Formfutura Volcano PLA Review
Welcome to my review of Formfutura’s White Volcano PLA Filament. I would like to thank George from 3DPreviews.co.uk for giving me this spool to review. I have had this spool for a while now and have been very excited to review it due to Volcano PLA’s unique properties…
‘Annealing’ is a process done to metals that increase their strength and durability without changing their shape. You can also do this with PLA. So, how does it work? Well, first you preheat the oven to half the melting point of the PLA you are using – in this case, 110 degrees Celsius, this is what’s called the ‘glass transition temperature’ at this temperature the plastic releases some of the tensile and compression forces.
Leaving the print in the oven for a period of time and then letting it cool for an extended period of time redistributes the stresses in the plastic making it tougher, and more resistant to high temperatures.
So what’s so great about Volcano PLA if you can anneal any PLA? The problem with annealing regular generic PLA is that it will shrink loads resulting in a part that may not fit its specific purpose.
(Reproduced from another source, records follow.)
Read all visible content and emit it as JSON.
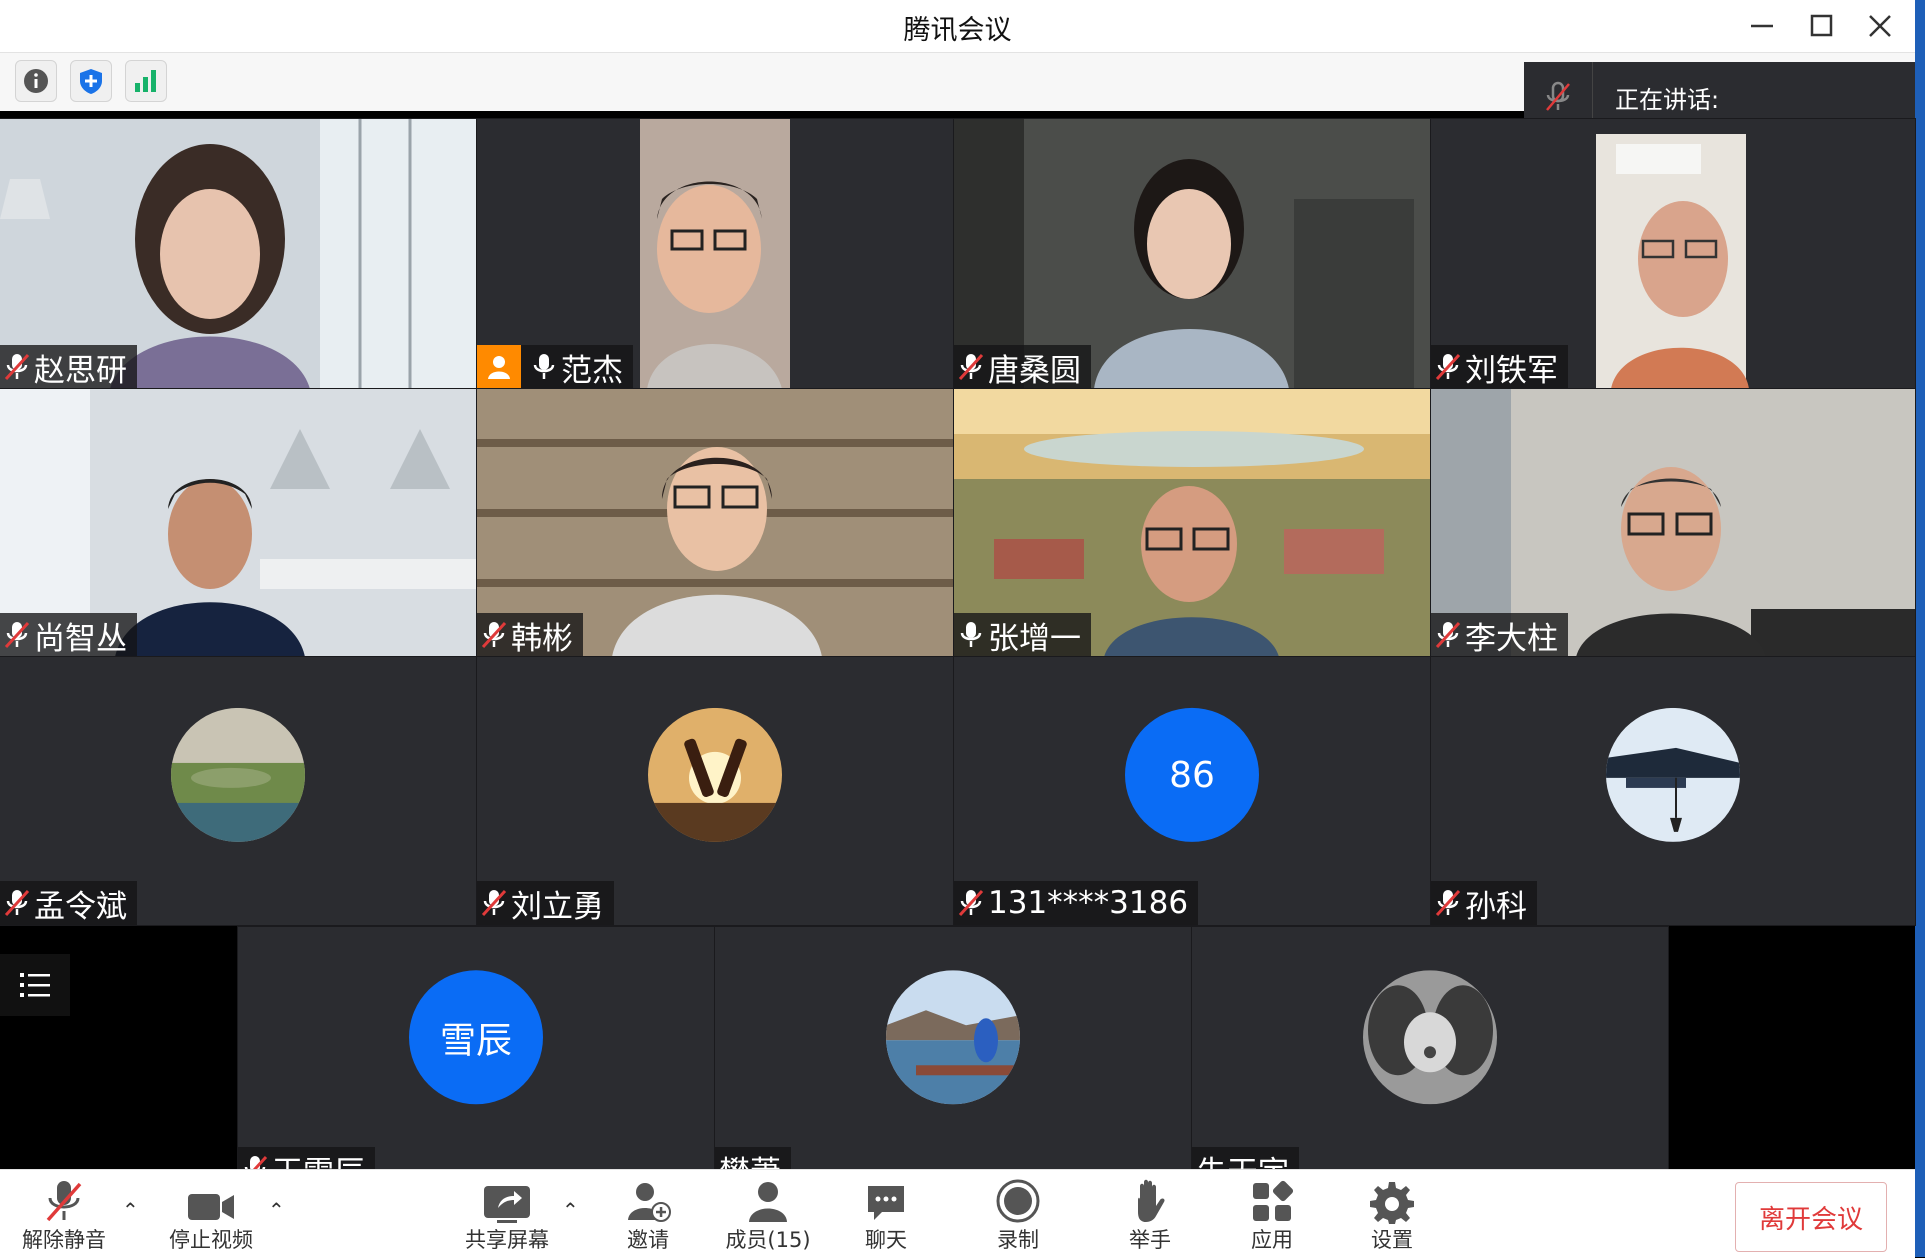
{
  "window": {
    "title": "腾讯会议"
  },
  "speaking": {
    "label": "正在讲话:"
  },
  "participants": {
    "row1": [
      {
        "name": "赵思研",
        "mic": "muted"
      },
      {
        "name": "范杰",
        "mic": "on",
        "host_badge": true
      },
      {
        "name": "唐桑圆",
        "mic": "muted"
      },
      {
        "name": "刘铁军",
        "mic": "muted"
      }
    ],
    "row2": [
      {
        "name": "尚智丛",
        "mic": "muted"
      },
      {
        "name": "韩彬",
        "mic": "muted"
      },
      {
        "name": "张增一",
        "mic": "on"
      },
      {
        "name": "李大柱",
        "mic": "muted"
      }
    ],
    "row3": [
      {
        "name": "孟令斌",
        "mic": "muted",
        "avatar": "landscape"
      },
      {
        "name": "刘立勇",
        "mic": "muted",
        "avatar": "sunset-bottles"
      },
      {
        "name": "131****3186",
        "mic": "muted",
        "avatar_text": "86"
      },
      {
        "name": "孙科",
        "mic": "muted",
        "avatar": "pagoda"
      }
    ],
    "row4": [
      {
        "name": "王雪辰",
        "mic": "muted",
        "avatar_text": "雪辰"
      },
      {
        "name": "樊萧",
        "mic": "none",
        "avatar": "lake"
      },
      {
        "name": "朱天宇",
        "mic": "none",
        "avatar": "baby"
      }
    ]
  },
  "toolbar": {
    "unmute": "解除静音",
    "stop_video": "停止视频",
    "share_screen": "共享屏幕",
    "invite": "邀请",
    "members": "成员(15)",
    "chat": "聊天",
    "record": "录制",
    "raise_hand": "举手",
    "apps": "应用",
    "settings": "设置",
    "leave": "离开会议"
  },
  "colors": {
    "accent": "#0a6cf5",
    "tile_bg": "#2b2c30",
    "leave": "#e03a3a",
    "host_badge": "#ff8a00"
  }
}
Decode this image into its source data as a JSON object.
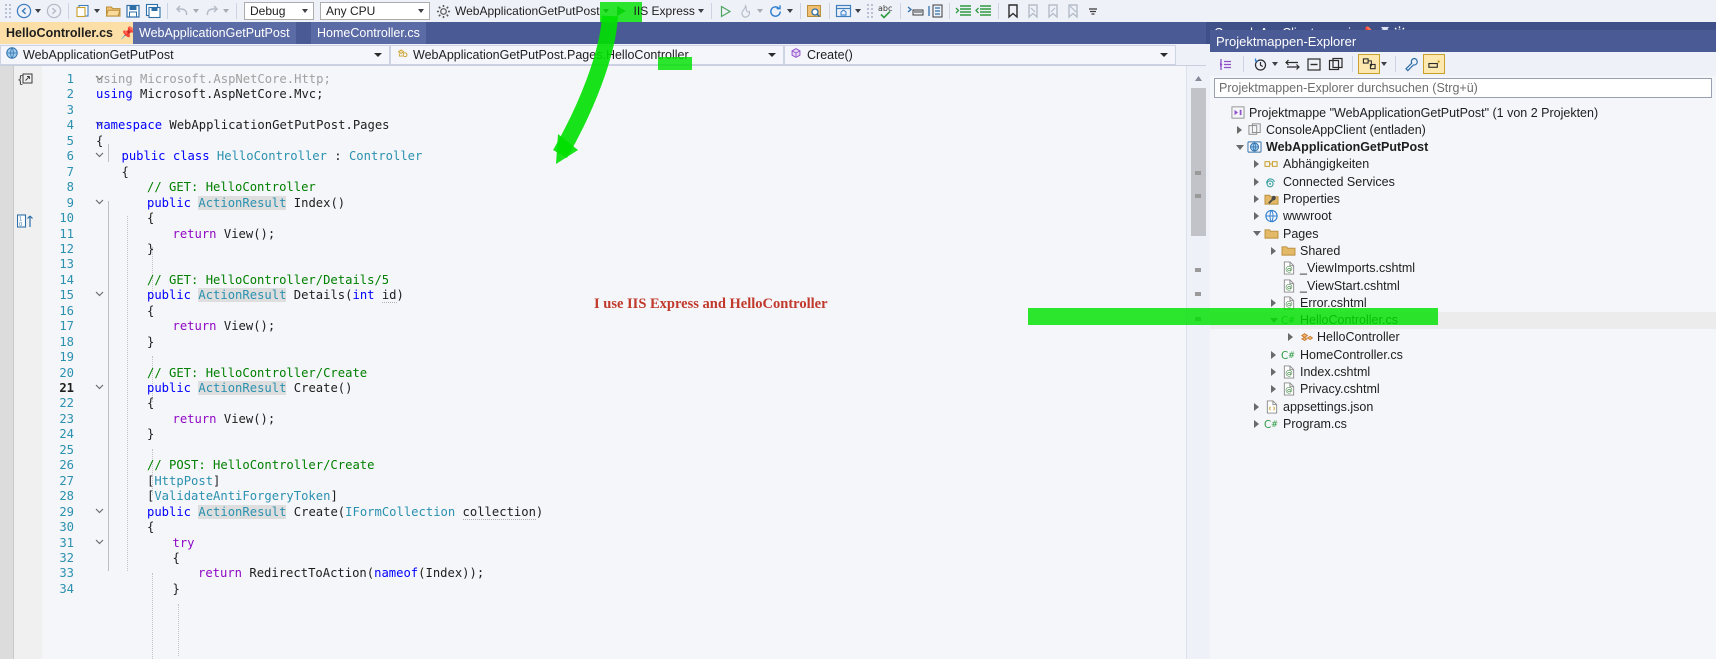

One of Volcano PLA’s signature properties is that when it is annealed it shrinks “roughly 8 times less” than competitor PLA. It only shrinks less than 0.3% this means your part will still fit most of its applications.
I printed a pot with a screwtop lid. Before annealing the lid screwed on very easily and lined up with the threading very well. The measurements of the big pot were 38.9mm high, 51mm diameter, 44mm inside diameter. The measurements of the small pot were 31.9mm high, 42mm diameter, 36mm inside diameter.
As the parts are relatively small I put them in the preheated oven at 110 degrees celsius for 20 minutes (as directed by website). I then turned the oven off and let them cool down slowly inside it. I took them out of the oven and they felt somewhat rougher, and the lids had more resistance to screwing on.
When the big pot came out the diameter had stayed the same, the inside diameter had shrunk by 0.3mm and the height had also shrunk by 0.5mm.
When the small pot came out the diameter had stayed the same, the inside diameter had stayed the same and the height had shrunk by 0.1mm.
Due to the shrinkage being a percentage the larger the print, the more it will shrink. The large pot shrunk more than the small pot but also the lids did not shrink as much as the pots making them tighter to screw on.
So, Volcano PLA is brilliant when it comes to strength and heat resistance. But what if you don’t care about annealing and don’t need good heat resistance? The Volcano PLA is a joy to print with, not a single print I did with it failed. The prints were very smooth to touch and were relatively robust even before annealing. Layer lines were not very visible resulting in a premium finish even with a 0.2mm layer height.
Thank you for reading, be sure to follow my twitter page @BenTech3D for updates on all upcoming posts.